> **TASK STATEMENT**
Among the entries below, how many lines have the string "likes" in them? Only the number should be given.

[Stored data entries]
• • • •

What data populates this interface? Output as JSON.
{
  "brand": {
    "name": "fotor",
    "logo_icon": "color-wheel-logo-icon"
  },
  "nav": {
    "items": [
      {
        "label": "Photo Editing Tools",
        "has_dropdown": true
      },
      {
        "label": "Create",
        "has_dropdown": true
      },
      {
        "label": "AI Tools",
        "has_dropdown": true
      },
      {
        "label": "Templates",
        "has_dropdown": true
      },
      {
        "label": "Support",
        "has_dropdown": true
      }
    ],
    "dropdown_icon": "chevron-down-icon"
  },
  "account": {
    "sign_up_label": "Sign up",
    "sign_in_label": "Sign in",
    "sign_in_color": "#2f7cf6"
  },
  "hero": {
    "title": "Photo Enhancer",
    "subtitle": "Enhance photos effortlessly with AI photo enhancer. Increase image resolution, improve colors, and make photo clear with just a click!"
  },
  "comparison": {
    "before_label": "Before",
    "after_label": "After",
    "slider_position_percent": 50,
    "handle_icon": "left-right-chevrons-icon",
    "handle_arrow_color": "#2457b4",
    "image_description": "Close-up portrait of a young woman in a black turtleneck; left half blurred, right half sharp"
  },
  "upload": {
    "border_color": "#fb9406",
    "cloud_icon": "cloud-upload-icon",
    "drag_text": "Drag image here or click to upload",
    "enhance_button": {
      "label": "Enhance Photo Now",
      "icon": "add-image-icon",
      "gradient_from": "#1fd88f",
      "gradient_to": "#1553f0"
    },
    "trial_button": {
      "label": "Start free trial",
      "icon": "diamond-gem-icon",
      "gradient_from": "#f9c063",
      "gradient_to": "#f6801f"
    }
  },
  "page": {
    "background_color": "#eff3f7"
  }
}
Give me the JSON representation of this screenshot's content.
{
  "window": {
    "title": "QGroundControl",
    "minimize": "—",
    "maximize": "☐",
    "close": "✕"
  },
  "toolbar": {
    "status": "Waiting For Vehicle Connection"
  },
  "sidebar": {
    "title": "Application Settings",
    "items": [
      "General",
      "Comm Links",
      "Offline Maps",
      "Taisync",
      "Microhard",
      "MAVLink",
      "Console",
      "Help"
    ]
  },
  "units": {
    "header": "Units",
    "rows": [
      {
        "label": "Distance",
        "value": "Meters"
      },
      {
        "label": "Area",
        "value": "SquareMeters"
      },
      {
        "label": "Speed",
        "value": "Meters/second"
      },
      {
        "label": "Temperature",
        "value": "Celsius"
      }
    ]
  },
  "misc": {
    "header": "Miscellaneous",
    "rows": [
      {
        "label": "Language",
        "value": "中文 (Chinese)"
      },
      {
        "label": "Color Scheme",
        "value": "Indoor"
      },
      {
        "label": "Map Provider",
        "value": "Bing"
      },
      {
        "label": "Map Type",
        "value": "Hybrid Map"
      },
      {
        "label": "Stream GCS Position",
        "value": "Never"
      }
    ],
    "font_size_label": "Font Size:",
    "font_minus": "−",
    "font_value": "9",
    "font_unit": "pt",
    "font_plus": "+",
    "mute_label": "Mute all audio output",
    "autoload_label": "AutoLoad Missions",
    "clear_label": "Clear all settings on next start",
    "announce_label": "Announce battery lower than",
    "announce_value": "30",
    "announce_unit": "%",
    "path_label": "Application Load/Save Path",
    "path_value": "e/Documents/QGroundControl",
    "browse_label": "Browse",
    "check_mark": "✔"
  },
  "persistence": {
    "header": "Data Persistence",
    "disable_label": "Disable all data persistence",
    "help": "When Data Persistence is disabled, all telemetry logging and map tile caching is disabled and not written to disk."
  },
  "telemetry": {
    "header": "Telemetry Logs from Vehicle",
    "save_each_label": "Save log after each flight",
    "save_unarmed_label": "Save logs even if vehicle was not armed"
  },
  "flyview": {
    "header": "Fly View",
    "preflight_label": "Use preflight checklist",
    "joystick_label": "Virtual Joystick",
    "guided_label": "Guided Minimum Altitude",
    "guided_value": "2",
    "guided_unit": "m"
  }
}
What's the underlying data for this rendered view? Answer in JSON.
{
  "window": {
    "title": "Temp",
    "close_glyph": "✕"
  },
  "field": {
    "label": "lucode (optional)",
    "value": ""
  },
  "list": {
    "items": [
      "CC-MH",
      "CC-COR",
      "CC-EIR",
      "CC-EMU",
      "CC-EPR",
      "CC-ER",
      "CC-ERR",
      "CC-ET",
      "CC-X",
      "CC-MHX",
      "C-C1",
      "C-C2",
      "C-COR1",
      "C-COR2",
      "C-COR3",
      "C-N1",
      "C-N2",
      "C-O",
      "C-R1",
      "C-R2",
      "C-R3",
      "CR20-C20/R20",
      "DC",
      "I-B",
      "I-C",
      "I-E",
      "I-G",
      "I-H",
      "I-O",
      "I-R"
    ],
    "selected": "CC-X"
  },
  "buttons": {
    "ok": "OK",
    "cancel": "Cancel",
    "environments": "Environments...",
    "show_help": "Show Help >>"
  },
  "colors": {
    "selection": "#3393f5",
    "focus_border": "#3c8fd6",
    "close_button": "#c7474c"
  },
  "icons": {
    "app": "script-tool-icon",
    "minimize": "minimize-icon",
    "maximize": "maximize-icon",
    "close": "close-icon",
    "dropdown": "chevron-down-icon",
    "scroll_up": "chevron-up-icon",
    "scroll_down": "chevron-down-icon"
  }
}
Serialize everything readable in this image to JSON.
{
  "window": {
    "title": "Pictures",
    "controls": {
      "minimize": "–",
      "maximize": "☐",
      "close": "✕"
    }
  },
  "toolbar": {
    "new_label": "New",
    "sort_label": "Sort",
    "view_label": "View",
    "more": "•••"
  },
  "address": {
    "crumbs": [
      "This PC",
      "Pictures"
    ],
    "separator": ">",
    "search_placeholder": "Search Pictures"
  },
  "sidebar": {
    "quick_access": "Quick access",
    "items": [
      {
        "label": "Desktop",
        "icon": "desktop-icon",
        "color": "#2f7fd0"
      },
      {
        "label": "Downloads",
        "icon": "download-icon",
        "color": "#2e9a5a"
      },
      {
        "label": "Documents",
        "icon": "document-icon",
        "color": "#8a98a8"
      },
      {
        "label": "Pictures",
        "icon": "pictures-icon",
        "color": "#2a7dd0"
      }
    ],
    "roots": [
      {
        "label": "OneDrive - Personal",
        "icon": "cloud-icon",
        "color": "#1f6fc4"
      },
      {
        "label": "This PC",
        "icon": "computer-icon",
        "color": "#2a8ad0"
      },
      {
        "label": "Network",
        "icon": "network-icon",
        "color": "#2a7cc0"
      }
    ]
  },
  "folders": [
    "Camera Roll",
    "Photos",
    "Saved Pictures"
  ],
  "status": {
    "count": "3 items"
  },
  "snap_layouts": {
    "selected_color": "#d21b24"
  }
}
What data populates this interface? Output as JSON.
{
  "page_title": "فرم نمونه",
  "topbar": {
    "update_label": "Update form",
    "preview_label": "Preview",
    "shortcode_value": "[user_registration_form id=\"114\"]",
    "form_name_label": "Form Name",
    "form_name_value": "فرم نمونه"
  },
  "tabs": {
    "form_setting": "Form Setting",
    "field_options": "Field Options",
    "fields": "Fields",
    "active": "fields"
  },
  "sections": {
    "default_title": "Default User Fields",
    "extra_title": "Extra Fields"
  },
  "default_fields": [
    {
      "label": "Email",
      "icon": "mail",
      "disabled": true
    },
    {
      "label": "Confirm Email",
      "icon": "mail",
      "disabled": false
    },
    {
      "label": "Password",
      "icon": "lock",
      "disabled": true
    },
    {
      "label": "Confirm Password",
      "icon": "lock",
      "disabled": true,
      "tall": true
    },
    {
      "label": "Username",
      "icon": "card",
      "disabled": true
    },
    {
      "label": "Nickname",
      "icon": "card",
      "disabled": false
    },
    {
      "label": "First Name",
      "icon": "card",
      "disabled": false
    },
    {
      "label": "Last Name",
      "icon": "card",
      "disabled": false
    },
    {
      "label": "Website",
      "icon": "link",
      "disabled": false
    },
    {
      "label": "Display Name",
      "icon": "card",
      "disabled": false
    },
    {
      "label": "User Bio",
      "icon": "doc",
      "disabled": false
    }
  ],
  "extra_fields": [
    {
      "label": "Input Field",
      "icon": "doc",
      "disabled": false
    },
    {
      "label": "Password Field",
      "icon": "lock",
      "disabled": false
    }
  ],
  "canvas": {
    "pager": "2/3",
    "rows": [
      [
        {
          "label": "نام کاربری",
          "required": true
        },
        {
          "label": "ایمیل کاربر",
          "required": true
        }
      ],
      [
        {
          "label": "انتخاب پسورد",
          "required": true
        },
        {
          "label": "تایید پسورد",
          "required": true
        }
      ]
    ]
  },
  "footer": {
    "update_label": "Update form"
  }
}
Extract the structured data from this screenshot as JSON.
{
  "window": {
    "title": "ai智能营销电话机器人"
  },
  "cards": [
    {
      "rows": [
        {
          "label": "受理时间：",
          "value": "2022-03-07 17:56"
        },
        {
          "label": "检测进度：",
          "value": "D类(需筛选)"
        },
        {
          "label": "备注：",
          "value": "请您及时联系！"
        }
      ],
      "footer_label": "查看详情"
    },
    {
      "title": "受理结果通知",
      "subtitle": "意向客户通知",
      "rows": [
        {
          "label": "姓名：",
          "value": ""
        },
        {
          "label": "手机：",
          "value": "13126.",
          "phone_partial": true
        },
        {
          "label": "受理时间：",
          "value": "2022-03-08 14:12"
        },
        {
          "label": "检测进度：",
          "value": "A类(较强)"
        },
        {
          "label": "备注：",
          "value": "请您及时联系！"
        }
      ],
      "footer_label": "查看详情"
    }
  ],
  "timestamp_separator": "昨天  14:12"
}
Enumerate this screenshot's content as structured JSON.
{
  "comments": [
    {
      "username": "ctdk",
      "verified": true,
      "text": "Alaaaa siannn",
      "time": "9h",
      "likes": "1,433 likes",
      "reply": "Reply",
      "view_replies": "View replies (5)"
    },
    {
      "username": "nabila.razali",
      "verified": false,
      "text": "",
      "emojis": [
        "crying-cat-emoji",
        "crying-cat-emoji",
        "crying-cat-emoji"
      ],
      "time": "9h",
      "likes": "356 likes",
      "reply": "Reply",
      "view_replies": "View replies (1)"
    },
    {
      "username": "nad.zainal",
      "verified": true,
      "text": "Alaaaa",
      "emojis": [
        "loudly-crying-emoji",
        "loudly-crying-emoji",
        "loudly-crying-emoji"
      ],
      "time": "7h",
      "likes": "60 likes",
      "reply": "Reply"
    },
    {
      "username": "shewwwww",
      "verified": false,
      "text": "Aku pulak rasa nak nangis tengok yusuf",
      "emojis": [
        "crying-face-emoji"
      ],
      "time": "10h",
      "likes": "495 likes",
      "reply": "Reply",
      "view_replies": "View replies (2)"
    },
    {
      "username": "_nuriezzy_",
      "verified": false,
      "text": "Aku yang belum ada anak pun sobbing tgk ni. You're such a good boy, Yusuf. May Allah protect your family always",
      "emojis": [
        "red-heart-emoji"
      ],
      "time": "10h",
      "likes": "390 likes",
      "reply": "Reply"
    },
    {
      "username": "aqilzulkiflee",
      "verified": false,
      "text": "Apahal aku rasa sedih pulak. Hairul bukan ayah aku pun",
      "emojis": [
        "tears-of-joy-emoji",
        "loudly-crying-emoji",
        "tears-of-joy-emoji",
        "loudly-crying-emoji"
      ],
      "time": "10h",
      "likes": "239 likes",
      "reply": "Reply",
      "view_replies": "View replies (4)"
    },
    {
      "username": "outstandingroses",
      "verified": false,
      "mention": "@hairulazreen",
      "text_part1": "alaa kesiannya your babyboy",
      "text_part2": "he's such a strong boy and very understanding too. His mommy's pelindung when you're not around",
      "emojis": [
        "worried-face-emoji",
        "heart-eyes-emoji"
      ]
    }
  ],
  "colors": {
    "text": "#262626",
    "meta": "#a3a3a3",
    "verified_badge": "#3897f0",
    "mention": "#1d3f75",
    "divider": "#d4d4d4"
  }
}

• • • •

> **OUTPUT FOR THIS TASK**
6